The “1926” part of the name, I suppose, is the place to start as it relates to the brand name itself. This is the year that Rolex founder Hans Wilsdorf registered the Tudor name (“The Tudor”) — the germination of the brand as opposed to the actual creation of the the Montres Tudor SA company which came 20 years later in 1946. Despite its name, Tudor does not claim that the 1926 watch is the resurrection of any historical model or even that the design specifically references the 1920s, and it doesn’t look particularly retro (though the two-tone versions surely push it in that direction), in my opinion. Rather, sporty elements like its Arabic numerals, textured dial, steel bracelet, and respectable water-resistance mixed with an overall simple and traditional design suggest modern versatility to me.
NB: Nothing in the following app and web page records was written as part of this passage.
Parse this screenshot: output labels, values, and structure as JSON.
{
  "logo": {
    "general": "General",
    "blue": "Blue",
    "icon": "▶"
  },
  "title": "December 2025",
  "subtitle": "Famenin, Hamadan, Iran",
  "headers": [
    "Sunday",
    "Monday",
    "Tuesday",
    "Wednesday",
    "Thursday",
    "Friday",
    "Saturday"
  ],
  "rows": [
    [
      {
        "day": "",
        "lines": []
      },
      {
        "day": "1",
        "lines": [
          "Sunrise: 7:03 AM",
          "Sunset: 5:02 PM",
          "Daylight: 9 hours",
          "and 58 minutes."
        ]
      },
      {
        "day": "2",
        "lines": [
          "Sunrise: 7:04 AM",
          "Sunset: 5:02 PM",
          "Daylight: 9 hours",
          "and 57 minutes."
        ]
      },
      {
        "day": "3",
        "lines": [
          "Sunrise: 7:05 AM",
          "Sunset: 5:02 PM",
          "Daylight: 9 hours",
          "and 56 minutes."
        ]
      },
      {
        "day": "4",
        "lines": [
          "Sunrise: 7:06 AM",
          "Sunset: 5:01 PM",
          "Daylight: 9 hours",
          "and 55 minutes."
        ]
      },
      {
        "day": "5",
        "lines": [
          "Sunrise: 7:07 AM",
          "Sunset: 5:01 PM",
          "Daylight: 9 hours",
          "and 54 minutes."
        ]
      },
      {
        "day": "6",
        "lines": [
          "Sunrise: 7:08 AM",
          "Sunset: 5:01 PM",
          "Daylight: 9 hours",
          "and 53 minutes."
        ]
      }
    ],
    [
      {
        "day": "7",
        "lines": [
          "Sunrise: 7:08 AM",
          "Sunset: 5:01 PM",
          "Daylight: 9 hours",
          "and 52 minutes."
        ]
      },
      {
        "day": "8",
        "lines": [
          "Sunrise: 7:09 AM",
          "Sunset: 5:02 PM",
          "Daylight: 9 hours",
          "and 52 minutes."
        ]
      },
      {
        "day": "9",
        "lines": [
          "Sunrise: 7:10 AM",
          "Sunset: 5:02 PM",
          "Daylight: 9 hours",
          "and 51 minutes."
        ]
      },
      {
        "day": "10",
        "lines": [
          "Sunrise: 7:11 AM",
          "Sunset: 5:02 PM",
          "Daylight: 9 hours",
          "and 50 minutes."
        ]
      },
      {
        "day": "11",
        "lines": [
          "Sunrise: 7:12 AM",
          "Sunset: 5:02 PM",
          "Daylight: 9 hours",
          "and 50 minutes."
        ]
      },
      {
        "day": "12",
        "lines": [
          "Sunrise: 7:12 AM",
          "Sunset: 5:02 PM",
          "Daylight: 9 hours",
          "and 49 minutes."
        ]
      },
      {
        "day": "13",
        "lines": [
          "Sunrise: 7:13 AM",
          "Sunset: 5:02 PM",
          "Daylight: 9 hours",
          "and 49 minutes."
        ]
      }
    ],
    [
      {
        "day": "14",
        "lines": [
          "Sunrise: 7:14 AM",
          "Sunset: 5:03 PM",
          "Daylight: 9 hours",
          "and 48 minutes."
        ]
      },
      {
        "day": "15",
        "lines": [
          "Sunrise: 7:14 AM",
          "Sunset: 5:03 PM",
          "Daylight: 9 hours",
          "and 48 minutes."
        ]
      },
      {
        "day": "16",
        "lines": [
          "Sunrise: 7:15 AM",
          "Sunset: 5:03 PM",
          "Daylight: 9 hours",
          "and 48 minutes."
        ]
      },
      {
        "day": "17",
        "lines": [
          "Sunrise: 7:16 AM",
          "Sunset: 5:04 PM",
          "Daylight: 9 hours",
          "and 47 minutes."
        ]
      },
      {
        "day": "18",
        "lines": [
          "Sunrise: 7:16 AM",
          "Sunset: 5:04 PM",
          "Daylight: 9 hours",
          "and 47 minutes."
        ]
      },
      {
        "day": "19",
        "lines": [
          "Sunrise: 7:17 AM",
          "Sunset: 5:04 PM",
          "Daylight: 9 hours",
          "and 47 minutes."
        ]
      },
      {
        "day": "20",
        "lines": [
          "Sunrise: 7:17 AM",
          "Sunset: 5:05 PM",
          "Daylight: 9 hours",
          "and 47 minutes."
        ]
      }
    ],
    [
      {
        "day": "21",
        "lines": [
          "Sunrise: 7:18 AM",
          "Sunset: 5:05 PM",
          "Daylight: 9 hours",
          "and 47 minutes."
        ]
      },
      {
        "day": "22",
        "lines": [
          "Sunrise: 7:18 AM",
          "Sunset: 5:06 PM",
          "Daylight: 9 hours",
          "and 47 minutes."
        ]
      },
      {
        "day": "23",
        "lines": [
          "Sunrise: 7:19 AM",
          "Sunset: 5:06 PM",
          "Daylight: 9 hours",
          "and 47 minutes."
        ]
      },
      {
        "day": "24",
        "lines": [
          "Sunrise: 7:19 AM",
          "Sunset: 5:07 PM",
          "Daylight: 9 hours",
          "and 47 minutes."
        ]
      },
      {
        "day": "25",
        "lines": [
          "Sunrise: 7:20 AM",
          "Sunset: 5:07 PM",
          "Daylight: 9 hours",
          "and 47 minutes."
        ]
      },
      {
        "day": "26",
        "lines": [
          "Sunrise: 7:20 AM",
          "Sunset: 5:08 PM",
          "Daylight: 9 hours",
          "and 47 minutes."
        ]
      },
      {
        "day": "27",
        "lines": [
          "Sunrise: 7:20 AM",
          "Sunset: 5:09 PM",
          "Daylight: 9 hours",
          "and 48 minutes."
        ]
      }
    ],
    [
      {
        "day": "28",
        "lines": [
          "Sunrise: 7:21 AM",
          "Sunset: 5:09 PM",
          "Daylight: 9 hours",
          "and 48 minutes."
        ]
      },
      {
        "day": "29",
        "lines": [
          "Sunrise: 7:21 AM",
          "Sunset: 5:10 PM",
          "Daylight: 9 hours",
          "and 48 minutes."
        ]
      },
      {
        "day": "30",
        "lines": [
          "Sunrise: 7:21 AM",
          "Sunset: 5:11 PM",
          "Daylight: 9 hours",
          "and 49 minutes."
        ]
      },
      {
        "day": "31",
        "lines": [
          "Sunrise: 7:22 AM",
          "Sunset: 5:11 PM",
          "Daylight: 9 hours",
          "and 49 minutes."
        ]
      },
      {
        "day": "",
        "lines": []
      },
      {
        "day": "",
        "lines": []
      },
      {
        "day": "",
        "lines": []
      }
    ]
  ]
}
The new collection comes in an array of options. First, there are nine possible variants in each case size of 41mm, 39mm, 36mm, or 28mm case widths — that’s 36 total models and almost enough to make choosing one feel like the process of customizing it (as many “customizable” watches are exercises in selecting and combining various elements anyway). The two possible case finishes are all-steel or a two-tone steel and rose gold, and our hands-on pictures are of one in each finishing, both in 41mm. With a solid caseback and screw-down crown, all models are water-resistant to 100m.
As a number of brands do, Tudor has collections with in-house movements alongside more affordable lines with sourced movements, both aiming for (and arguably achieving) relative value within their segments. The Tudor 1926 is the latter. Powering the Tudor 1926 is the common ETA 2824 automatic movement, except for the 28mm models which use the ETA 2671 that shares the 2824’s familiar specs with automatic winding, a 4Hz operating frequency, and around 38 hours of power reserve. Similar ground was covered by the Tudor Style that we reviewed here in terms of positioning as a dressy but versatile and relatively affordable daily watch with a sourced movement, and the Tudor 1926 almost seems like it could have been a subfamily of it.
The traditional dial design of the Tudor 1926 with its even-numbered hour markers in Arabic numerals reminds me slightly of this Frederique Constant Runabout or perhaps an Oris Big Crown Pointer Date (a variation of which I am wearing as I write this), particularly in the two-tone. The odd-numbered hour markers are faceted and arrow-shaped or available diamond-set. The steel, rose gold, or blued hour markers are applied atop a black or white embossed dial with a “waffle” pattern in the center. The dial is further slightly domed, though it might be hard to tell in the pictures. Some of the pictures do illustrate the legibility problem I have harped about many times before of shiny hands on dark dials, but the dial texture here at least helps.
As mentioned, the new Tudor 1926 watches represent the brand’s most affordable offerings. The idea of “buying in” to the Tudor club by getting the brand name on your wrist is kind of ironic because for many people Tudor is a budget way to buy into the Rolex brand — and it is far less expensive, of course, than Rolex’s “cost of entry” with the Oyster Perpetual. The Tudor 1926 will aim to compete with watches in its price segment with the prestige of its name (and its Rolex association) which includes a promise of excellent quality and finishing. The seven-link bracelet with contrasting finishes that accompanies all versions of the watch is excellent and certainly a boost to the Tudor 1926’s overall appeal.
The Tudor 1926 collection ranges from $1,675 for the 28mm in steel (without rose gold hands and markers) to $3,400 for the two-tone 41mm model with six diamond hour markers. The two-tone rose gold versions are generally priced about $1,000 above their steel counterparts. For the exact models shown here, the 41mm in all steel with the white dial and blue hands/indices has a price of $1,850 and the two tone model with black dial is $2,875. tudorwatch.com